One of my least favorite parts of the sport is the winner-blaming that goes on at the very highest level. While on a fighter's come up, we understand boxers are learning, developing, and less likely to take on all-action fights. At the top of the game, we have an expectation of excitement.
Truthfully, I understand why people complain about lackluster fights. While hardcore fans may appreciate the nuance of a tactical battle, most fans that watch the sport simply want entertainment value for their money. Especially when you consider the price of tickets and pay-per-view in 2022.
I hear ya.
Perhaps where I and the boxing community might disagree is with whom we lay the blame after watching a stinker.
Whenever a defensively brilliant fighter steps into the ring and puts on something of a clinic, the knee jerk reaction is to blame said eventual winner for putting forth such an underwhelming display. My argument is that we should be blaming the other guy.
For years, I watched Floyd Mayweather toy with many of the fighters so many claimed would be the one to knock him off his perch. When they all inevitably failed, his detractors would look for something to use against him and -- outside of attacks on his personal life -- it would always lead to claims that he was a boring fighter.
But how could that be...really?
The truth of the matter is that the objective of sport is to win. Yes, try your hardest and give everything you have to offer. But let's be real, you're doing that in the hopes of winning.
So, if, for example, Mayweather is doing enough to win and whatever no-hoper he faced falls short, how is that the soon-to-be Hall of Famer's fault?
Even in rather dull fights, you tend to get the sense that anything can happen and one punch can change everything. It's what keeps us around. And we believe this because watching the sport long enough teaches you of that sentiment's truth.
When someone can neutralize that chaotic element with skill, that, in its own way, is excitement. Where the excitement is lacking is from the other man inside the ring.
How you can blame the winner for not going beyond the call of victory when he did enough to win -- if not more? The person that needed to do more is the fighter that fell short.
Now, some will argue that the onus should be on the winner, the fighter theoretically looking to become a star. If he wants to fill arenas and make big money, he needs to be exciting and draw in the crowds. From a marketing stand point, that was once true. However, fighters such as the aforementioned Mayweather and even Vasyl Lomachenko and Shakur Stevenson to a lesser extent have shown they can both draw crowds (to varying degrees) and put on one-sided performances.
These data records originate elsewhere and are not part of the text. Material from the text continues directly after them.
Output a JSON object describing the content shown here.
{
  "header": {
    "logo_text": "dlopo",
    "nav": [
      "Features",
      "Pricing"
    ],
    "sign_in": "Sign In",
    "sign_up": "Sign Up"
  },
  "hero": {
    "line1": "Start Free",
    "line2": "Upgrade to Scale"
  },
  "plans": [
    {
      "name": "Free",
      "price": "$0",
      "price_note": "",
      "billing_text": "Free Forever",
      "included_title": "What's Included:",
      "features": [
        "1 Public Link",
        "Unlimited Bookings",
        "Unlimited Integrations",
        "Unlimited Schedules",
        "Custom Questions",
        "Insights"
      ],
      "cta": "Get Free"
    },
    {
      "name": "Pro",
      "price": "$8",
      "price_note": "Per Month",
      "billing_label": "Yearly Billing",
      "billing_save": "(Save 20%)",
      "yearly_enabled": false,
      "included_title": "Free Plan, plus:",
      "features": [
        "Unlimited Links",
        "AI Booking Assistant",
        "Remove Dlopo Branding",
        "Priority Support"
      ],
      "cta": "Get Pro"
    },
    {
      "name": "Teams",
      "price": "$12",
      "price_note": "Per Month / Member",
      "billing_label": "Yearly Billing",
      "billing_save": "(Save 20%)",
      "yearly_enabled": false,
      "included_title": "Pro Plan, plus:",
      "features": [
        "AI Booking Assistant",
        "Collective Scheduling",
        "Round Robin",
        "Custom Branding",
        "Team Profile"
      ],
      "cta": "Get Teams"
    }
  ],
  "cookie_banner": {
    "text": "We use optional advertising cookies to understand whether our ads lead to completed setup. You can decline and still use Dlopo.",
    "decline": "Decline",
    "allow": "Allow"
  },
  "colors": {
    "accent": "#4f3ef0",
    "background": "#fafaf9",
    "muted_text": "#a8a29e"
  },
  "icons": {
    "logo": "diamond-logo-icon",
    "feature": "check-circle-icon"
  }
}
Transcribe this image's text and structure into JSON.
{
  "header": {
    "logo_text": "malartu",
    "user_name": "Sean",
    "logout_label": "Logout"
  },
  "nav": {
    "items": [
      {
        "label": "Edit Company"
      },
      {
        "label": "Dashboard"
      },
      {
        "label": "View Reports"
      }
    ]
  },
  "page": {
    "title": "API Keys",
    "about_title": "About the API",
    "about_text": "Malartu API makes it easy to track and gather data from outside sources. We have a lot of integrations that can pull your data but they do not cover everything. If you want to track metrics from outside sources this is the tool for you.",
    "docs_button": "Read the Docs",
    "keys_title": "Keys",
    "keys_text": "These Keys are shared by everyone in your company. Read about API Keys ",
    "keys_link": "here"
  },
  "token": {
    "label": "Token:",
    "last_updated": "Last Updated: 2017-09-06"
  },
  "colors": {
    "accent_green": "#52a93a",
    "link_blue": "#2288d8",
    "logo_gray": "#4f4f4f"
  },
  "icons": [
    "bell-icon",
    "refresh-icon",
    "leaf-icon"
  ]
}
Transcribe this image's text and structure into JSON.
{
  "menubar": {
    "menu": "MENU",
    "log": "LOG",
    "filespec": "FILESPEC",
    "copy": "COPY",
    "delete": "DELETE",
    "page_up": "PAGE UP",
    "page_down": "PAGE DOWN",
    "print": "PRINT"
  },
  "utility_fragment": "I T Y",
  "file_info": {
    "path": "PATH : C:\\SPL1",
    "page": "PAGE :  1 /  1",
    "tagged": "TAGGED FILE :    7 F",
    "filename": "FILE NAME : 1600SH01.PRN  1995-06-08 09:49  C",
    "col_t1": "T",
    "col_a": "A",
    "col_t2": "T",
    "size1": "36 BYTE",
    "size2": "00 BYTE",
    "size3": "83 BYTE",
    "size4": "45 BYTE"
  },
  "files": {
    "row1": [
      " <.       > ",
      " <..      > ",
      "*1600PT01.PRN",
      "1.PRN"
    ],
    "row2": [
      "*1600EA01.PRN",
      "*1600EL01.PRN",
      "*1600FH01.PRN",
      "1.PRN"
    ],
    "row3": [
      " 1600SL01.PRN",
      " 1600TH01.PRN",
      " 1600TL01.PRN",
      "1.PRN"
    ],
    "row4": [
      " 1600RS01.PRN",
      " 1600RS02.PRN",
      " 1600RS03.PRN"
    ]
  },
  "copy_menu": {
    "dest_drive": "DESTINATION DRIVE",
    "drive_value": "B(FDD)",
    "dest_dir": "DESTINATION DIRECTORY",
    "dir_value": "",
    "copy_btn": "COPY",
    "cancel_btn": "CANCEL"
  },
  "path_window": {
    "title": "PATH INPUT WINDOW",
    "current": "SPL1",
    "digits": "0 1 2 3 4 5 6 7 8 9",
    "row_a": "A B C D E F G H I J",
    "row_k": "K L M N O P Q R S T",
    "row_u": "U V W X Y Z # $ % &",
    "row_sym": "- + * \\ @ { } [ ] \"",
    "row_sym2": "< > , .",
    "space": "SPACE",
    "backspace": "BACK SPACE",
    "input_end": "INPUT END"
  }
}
What's more, the fight would definitely be more entertaining if the defeated fighter had been more willing to sell out and go for the win. Especially in a fight in which he was hopelessly behind and needed a knockout. That extra aggression would certainly improve the chances for thrills.
Frankly, this mentality of blaming the winner comes mostly from fans hoping that the elusive fighter gets defeated. Fans that have no reason to root for said fighter, but can't sell him short for losing, so they pull the boring card.
And for the record, I'm not arguing that fighters can't have safe or somewhat less exciting styles. However, you put them in there with skilled counterparts that can actually challenge them and suddenly the fight is far more attractive.
Again -- and forgive me for my continuous use of Mayweather as an example, but he makes a good one -- look at Mayweather vs. his less skilled opponents. Fights with Robert Guerrero or Carlos Baldomir were mostly boring, one-sided snooze fests. However, his fights with Miguel Cotto and Marcos Maidana were far more entertaining.
Mayweather mostly attempted to employ the same style. In fact, he did a great job of that, particularly in the second half of his fight with Cotto, and in the rematch with Maidana. The difference is that Cotto and Maidana made it interesting for a while. Cotto due to his skill and Maidana do to his willingness to trade and get tagged.
When the losing fighters did more, the fight had more to offer.
Yes, at times, match-making must be blamed as lopsided fights that have been booked. However, more often than not, even when, on paper, fights were more evenly-matched, one fighter often times dominates. And the dominated fighter is really to blame. Again, they fell short.
I want every fight to be just as exciting as the next guy, but that only happens when both the red and the blue corners have plans in place to make the fight competitive. When one falls short and runs out of ideas, suddenly, the quality of the fight suffers.
And the winner shouldn't be blamed when that happens.